Commissioner’s Message

I am pleased to present the Correctional Service of Canada’s (CSC) latest Blueprint 2020 submission. We are proud to feature stories that show how our employees are contributing to a public service that enables new and existing public servants to be in the right place at the right time doing the right things; a public service with efficient and effective processes and tools, practices, and organizational structures; and a public service that embodies a healthy workplace. We have posted our results via Let’s Talk Express, CSC’s e-magazine geared toward highlighting and celebrating our employees’ successes at work and in the community. We’ll be sharing more stories throughout the year.

 

I have said it many times before and I will say it again: CSC is all about people. It’s about people helping others become better people. It’s about people who sacrifice time with their families and friends to keep offenders and communities safe. It’s about people who share an indescribable bond only those who work in this field can understand.

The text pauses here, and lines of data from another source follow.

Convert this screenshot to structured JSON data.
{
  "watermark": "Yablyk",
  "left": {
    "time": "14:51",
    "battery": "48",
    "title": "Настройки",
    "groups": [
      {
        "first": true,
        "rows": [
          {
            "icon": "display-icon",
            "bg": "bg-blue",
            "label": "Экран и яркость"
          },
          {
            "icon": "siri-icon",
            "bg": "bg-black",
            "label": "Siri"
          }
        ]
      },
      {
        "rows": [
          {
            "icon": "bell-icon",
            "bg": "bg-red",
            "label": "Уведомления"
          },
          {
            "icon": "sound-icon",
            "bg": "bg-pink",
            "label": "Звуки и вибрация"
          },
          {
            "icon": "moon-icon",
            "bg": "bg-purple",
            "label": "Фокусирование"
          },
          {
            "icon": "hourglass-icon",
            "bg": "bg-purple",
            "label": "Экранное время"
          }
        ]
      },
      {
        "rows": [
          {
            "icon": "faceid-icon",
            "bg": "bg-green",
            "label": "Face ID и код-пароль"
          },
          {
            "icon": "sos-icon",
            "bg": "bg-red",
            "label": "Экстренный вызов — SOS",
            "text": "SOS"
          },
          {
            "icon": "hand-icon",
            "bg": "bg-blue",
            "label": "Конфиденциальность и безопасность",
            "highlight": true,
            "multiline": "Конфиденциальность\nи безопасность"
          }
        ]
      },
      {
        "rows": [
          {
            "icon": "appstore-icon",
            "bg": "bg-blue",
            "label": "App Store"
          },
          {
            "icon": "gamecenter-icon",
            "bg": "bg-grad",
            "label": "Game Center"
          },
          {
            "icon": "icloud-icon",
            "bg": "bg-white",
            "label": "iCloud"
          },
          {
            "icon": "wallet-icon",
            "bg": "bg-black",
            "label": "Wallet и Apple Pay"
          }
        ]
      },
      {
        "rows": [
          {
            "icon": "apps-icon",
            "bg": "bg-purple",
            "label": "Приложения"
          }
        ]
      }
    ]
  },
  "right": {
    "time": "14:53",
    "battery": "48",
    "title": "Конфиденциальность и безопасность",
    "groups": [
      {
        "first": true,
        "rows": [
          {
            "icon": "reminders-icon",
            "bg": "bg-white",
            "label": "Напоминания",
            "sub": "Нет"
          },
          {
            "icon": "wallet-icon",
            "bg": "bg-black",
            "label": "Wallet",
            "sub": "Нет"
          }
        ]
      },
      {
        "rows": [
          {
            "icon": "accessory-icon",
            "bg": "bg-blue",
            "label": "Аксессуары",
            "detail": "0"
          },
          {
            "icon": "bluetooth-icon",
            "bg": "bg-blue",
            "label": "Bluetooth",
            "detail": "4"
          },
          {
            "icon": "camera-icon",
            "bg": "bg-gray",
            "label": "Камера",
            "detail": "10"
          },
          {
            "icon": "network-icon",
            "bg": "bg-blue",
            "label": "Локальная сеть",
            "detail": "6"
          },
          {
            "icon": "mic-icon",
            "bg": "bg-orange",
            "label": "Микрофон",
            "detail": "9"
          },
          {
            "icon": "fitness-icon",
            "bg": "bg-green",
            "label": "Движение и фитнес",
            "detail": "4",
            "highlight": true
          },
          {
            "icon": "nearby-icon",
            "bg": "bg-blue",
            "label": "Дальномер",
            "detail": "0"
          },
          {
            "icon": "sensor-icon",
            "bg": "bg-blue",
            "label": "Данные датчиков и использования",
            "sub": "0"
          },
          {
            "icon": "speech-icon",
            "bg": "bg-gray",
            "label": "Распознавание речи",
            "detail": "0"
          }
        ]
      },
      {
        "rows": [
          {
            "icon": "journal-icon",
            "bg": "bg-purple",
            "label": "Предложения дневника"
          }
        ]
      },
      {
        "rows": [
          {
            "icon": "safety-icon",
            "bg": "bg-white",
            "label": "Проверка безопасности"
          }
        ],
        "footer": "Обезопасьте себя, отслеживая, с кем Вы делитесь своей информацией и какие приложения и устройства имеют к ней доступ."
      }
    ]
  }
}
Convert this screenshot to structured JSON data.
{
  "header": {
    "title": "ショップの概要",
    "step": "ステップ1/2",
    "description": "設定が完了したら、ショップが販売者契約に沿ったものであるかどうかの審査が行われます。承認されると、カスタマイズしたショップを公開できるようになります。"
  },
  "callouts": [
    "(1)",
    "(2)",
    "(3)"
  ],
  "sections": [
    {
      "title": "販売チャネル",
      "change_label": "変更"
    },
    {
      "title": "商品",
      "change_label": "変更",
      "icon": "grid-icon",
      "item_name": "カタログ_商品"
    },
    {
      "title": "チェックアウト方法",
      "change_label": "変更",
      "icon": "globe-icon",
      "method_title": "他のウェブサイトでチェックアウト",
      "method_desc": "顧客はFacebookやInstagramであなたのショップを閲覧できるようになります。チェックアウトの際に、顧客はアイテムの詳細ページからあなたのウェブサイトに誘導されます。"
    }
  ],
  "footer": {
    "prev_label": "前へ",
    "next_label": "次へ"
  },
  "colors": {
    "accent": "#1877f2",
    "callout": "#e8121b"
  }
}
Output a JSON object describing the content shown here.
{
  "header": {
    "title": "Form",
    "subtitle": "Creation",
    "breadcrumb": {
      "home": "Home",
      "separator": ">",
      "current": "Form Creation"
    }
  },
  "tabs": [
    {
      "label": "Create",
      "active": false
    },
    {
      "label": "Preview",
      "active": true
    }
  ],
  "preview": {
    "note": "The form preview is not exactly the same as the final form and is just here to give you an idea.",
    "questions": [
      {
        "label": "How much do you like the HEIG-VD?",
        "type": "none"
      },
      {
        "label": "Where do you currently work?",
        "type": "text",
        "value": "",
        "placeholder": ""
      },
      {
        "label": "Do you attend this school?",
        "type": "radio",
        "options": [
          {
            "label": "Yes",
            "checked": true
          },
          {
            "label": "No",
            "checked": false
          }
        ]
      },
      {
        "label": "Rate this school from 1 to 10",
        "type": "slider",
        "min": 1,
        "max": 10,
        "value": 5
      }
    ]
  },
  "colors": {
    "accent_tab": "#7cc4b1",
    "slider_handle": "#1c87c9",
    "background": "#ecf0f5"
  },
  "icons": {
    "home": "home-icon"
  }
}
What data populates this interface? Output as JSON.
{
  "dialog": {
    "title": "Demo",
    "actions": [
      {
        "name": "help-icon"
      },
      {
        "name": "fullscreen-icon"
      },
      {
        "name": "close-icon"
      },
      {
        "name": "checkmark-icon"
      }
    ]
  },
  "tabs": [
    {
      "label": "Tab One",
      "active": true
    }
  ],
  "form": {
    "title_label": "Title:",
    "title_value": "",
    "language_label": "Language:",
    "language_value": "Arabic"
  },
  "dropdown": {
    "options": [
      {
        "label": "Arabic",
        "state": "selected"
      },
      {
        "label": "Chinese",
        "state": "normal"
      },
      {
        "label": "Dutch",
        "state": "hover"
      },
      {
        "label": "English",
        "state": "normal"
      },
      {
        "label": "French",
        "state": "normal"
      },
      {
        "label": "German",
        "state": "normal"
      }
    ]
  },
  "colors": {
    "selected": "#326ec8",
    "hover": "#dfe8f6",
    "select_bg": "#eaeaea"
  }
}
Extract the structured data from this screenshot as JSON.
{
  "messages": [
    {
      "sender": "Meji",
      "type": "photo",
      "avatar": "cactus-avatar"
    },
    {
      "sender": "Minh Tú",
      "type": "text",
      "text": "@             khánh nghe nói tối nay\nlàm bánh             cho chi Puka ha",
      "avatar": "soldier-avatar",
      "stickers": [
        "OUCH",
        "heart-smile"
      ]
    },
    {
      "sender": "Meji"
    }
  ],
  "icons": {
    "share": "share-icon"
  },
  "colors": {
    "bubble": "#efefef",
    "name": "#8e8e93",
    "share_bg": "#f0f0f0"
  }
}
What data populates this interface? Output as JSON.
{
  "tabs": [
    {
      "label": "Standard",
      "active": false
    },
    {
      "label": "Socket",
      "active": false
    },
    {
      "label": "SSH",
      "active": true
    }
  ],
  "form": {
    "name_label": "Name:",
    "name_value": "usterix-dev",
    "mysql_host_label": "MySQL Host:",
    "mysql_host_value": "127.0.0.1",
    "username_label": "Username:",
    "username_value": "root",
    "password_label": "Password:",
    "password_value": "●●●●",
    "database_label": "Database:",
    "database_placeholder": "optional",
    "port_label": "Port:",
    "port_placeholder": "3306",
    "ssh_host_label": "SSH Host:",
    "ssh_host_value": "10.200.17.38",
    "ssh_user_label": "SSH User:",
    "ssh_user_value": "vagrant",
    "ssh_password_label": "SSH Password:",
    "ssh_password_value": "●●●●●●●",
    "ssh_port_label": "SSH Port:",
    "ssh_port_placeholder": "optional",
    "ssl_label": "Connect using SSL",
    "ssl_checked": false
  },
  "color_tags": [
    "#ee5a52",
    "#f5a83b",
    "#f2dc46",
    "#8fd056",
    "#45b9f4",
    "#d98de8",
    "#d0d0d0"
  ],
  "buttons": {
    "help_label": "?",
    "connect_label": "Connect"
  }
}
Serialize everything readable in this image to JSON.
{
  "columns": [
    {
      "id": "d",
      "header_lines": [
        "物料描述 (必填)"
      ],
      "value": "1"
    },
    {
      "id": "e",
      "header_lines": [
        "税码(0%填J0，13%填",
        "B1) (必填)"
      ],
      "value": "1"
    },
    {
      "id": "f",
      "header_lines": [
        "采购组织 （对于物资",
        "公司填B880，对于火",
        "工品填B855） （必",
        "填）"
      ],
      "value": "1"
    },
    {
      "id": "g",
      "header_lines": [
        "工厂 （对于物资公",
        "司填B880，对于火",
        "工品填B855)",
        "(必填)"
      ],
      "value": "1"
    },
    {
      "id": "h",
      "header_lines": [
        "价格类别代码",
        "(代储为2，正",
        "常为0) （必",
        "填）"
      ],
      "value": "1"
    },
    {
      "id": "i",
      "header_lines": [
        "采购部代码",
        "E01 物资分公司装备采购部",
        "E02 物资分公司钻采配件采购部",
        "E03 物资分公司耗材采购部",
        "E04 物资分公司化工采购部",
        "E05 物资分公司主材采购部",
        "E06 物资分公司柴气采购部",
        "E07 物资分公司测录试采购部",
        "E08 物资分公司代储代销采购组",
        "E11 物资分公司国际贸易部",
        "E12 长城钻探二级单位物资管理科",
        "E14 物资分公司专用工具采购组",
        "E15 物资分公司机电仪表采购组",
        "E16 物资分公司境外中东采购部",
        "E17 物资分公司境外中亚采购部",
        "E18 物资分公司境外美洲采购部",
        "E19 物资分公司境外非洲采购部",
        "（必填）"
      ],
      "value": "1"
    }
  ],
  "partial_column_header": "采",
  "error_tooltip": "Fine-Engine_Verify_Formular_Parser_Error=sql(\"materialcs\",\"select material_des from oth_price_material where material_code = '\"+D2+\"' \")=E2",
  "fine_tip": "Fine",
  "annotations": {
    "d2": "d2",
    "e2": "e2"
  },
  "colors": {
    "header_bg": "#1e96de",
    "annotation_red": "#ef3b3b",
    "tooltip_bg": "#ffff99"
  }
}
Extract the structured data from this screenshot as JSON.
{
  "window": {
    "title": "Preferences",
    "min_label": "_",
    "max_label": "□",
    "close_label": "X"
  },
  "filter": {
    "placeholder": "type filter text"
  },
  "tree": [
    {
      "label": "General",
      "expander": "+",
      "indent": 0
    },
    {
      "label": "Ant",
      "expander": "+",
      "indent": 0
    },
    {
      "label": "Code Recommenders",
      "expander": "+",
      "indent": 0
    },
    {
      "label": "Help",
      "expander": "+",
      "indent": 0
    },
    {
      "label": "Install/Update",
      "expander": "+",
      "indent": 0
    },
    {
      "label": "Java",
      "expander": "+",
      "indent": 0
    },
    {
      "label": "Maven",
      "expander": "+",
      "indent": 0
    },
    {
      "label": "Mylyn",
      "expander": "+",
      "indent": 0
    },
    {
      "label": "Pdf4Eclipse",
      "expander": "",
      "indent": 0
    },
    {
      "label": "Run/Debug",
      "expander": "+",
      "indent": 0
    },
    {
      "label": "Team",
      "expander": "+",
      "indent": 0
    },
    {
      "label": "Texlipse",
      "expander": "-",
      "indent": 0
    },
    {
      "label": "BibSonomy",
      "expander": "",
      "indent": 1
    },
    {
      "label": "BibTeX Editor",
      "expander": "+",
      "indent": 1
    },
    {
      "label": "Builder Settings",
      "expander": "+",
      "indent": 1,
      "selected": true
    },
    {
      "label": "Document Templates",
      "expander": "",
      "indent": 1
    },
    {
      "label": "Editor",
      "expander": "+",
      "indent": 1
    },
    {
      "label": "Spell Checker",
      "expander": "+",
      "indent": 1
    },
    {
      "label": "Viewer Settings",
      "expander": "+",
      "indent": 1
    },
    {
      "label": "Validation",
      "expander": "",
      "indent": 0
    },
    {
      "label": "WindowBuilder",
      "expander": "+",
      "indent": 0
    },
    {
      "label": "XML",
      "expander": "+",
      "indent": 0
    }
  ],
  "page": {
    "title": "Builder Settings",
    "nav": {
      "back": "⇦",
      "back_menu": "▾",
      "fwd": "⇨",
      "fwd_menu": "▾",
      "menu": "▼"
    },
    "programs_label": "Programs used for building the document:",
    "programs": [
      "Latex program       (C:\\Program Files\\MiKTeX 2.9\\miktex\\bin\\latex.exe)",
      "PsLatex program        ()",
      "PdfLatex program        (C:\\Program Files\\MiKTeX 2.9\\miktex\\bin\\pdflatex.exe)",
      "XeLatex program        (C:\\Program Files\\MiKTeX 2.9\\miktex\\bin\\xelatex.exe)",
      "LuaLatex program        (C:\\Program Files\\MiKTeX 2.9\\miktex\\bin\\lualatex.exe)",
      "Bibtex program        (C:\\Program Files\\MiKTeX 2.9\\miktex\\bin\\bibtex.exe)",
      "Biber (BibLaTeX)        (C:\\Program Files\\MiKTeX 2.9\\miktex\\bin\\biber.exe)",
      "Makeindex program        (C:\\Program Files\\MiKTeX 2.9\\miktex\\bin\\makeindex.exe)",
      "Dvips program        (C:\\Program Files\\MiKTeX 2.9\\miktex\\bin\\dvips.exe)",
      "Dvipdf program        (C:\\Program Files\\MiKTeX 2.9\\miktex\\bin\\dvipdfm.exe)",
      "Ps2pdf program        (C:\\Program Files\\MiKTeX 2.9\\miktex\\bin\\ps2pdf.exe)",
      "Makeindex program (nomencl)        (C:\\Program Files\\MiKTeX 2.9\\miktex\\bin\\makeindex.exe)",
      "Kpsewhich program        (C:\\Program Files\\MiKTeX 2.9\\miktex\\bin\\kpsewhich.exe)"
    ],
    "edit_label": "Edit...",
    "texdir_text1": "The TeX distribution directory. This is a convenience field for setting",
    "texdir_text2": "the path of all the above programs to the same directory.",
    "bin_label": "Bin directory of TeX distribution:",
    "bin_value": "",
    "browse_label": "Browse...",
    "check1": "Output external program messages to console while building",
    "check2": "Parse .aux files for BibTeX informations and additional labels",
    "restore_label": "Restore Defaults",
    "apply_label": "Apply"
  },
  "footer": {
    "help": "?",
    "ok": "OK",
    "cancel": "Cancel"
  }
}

And it’s about people who come to work every day despite how difficult and trying, both physically and mentally, it can be. Our employees not only contribute to public safety for all Canadians, but they also represent the best our public service has to offer. We are happy to feature some of their contributions.

 

Who are they? They are Kat Ferguson, a parole officer in Ottawa who shares his story about being a transgender employee on the frontlines of corrections at CSC. They are Erin Rose and Lee McNaughton, school teachers at Collins Bay Institution who have dedicated their careers to educating offenders, some of whom are just learning to read and write. They are Dale Mosquito, who helps female inmates at Okimaw Ohci Healing Lodge take responsibility for their criminal behaviour and heal through the horse program, an internationally-recognized program delivered right here at CSC. And they are Dave St. Onge, CSC’s national historian and the man who worked tirelessly with a team of volunteers this past spring and summer to welcome over 70,000 visitors to Canada’s Penitentiary Museum. Each person has a story to tell and each story demonstrates how we are contributing to a healthy, productive, and effective public service. Enjoy.  

Date modified: